OPINION & REVIEW
Do you wonder how long the mostly fossil fueled electric utility industry can last, given their immense problems with existing nuclear power plants and the rising costs of planned new nukes? It is true that expensive new sources of petroleum have been found, but these are increasingly remote, difficult to find, hard to reach, and very expensive to extract, pump, and deliver. In consequence, the dollar and environmental costs to produce coal, oil, and even natural gas are rising and will continue to do so indefinitely.
If this were not bad enough, world population keeps growing and gigantic populations, which have been largely poor and in poverty, are increasingly better educated and enjoying better living conditions. The trend is certainly not universal, but the growths in India, China, Indonesia, and elsewhere are certainly noticed in board rooms around the world. The wealthy 1% are greedily and happily looking forward to their further rising incomes as demand soars and prices increase, producing greater profits for the fossil fuel industry. Governments may try to impose strict environmental controls but these are minor impediments in the minds of the wealthy industrialists. Plus, huge infusions of money from industry to political super PACS keep strict pollution laws and carbon taxes to a minimum. Continue reading
Two special postings today. First is a link to a major new AAAS statement on the scientific basis of global warming released today, 18 March 2014. This is followed by a 15 March 2014 short review, contributed to The Future of Humanity by Joe Bish of PMC on a NASA funded study of global industrial civilization’s future prospects.
Here’s the link to the AAAS statement: What scientists know about global warming
The largest scientific society in the world, the American Association for the Advancement of Science, AAAS, has assessed the current state of scientific knowledge on global warming. Due in part to concerns over a widespread lack of understanding and misrepresentations on this topic, AAAS has today released to the public a major statement and video about global warming, what its consequences might be, and what humanity needs to know and do about it.
Here’s the link to an earlier report on the NASA-funded study:
On Industrial Civilization Collapse
Editor Note: Sorry, the above link has become broken. We have to wait until the Elsevier journal Ecological Economics publishes the article described below.
The Joe Bish review follows.The study was done by the Universities of Maryland and Minnesota.
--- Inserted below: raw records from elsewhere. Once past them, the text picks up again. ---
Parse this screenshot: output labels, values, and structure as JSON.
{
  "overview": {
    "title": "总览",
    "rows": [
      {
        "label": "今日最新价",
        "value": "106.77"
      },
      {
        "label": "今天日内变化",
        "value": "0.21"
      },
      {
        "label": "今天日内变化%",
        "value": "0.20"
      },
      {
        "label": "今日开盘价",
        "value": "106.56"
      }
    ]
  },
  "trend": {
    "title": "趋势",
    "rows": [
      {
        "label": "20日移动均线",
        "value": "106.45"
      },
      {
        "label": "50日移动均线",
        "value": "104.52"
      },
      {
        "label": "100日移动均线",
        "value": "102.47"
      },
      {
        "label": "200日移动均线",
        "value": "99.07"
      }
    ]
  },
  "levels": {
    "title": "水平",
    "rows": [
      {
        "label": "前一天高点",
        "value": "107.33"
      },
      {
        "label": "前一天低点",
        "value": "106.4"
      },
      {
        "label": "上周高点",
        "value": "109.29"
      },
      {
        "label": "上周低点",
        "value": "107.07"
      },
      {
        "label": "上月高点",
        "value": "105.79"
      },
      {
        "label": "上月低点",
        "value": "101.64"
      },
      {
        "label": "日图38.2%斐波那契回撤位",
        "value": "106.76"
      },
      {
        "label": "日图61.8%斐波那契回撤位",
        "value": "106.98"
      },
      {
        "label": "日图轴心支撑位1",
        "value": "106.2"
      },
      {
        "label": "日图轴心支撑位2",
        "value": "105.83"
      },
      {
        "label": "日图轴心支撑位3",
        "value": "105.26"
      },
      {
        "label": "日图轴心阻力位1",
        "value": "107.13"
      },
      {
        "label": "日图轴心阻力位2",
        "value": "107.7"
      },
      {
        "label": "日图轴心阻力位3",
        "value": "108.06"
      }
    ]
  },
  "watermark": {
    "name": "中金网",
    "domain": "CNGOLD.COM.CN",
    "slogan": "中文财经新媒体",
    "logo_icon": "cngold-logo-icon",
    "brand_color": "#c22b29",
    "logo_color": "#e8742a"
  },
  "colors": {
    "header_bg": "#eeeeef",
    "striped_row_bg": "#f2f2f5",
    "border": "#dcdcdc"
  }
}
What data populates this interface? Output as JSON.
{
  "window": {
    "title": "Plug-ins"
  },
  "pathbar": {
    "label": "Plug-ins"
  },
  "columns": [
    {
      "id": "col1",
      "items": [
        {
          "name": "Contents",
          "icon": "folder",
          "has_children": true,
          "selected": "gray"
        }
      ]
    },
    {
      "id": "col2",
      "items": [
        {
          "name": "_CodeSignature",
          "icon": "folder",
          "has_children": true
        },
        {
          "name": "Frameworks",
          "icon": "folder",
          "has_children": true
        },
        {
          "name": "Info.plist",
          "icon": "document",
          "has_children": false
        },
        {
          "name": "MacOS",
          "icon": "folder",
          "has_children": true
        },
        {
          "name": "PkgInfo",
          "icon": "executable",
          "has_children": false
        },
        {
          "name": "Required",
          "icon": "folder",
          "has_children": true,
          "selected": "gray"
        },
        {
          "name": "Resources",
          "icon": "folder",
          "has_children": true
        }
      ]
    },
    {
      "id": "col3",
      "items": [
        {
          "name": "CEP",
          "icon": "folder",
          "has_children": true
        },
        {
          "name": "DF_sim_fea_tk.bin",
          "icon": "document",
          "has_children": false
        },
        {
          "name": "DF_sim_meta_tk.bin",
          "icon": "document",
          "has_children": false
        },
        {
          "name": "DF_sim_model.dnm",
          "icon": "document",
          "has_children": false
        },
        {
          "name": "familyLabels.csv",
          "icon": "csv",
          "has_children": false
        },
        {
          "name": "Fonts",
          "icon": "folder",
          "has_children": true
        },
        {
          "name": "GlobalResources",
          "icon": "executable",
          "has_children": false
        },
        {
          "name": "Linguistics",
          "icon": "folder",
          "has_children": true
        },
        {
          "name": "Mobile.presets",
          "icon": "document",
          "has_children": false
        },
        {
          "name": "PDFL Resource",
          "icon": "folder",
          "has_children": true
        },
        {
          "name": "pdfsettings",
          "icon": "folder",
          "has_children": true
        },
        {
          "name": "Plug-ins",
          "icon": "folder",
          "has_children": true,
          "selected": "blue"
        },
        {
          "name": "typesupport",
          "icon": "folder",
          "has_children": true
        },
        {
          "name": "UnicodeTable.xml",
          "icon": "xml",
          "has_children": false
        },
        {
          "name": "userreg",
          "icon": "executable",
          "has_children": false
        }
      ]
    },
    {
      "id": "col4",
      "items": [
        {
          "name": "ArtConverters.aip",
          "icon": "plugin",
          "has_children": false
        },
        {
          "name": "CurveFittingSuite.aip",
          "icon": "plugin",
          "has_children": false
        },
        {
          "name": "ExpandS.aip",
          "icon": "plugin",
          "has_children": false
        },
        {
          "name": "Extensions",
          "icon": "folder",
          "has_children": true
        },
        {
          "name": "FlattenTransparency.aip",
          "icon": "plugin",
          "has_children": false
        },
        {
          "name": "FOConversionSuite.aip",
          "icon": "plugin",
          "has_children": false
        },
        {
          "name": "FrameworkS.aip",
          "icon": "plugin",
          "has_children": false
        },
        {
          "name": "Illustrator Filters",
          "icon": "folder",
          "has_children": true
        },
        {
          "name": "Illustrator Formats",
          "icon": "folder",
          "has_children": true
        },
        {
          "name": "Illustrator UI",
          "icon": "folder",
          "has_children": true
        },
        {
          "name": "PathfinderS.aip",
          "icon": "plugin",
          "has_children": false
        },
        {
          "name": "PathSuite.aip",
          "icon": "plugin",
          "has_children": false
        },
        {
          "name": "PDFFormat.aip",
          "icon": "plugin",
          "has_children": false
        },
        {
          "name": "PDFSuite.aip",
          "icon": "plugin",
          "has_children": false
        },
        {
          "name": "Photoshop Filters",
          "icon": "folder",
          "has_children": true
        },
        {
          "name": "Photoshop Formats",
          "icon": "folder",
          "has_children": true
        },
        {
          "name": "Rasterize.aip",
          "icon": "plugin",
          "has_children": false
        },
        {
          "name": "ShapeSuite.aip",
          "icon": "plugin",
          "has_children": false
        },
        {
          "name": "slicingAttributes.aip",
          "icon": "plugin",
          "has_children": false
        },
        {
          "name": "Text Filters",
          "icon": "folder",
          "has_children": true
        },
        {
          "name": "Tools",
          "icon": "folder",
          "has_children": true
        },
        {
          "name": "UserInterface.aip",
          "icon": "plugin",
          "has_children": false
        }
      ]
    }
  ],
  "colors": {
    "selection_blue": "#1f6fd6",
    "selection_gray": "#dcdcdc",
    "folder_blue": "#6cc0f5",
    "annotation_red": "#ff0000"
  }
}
The main report has been accepted for publication in the peer-reviewed Elsevier journal, Ecological Economics.
From “The Daily Email” of Population Media Center, 15 March 2014, by Joe Bish, Senior Population Communications Associate
Below I offer a hopefully reasoned rant about our current political milieu and request feedback from you, Dear Reader, to help me refine my arguments and correct any misconceptions.
When a person wants to do something that might have unintended or unwanted consequences, or to which someone or some group of people is opposed, one would think that the person should do at least some study of the likely costs and benefits of the action before making the decision.
If it is a relatively small matter affecting only them, then they might be granted some leeway to use more emotion than reason in making the decision. One might like to take a day or two off to have some fun, when it probably would be better to address current tasks that are relatively urgent and important. Perhaps there is a popular entertainer in town for a rare performance, so you decide that takes precedence over gathering your receipts and making a start on your tax return for next year.
When the decision or action brings real monetary or other benefits but might result in harm to people, the environment, or the future safety of civilization, then a serious quandary is presented. What happens next, how the person responds to the quandary, I contend, depends a lot on these factors: Continue reading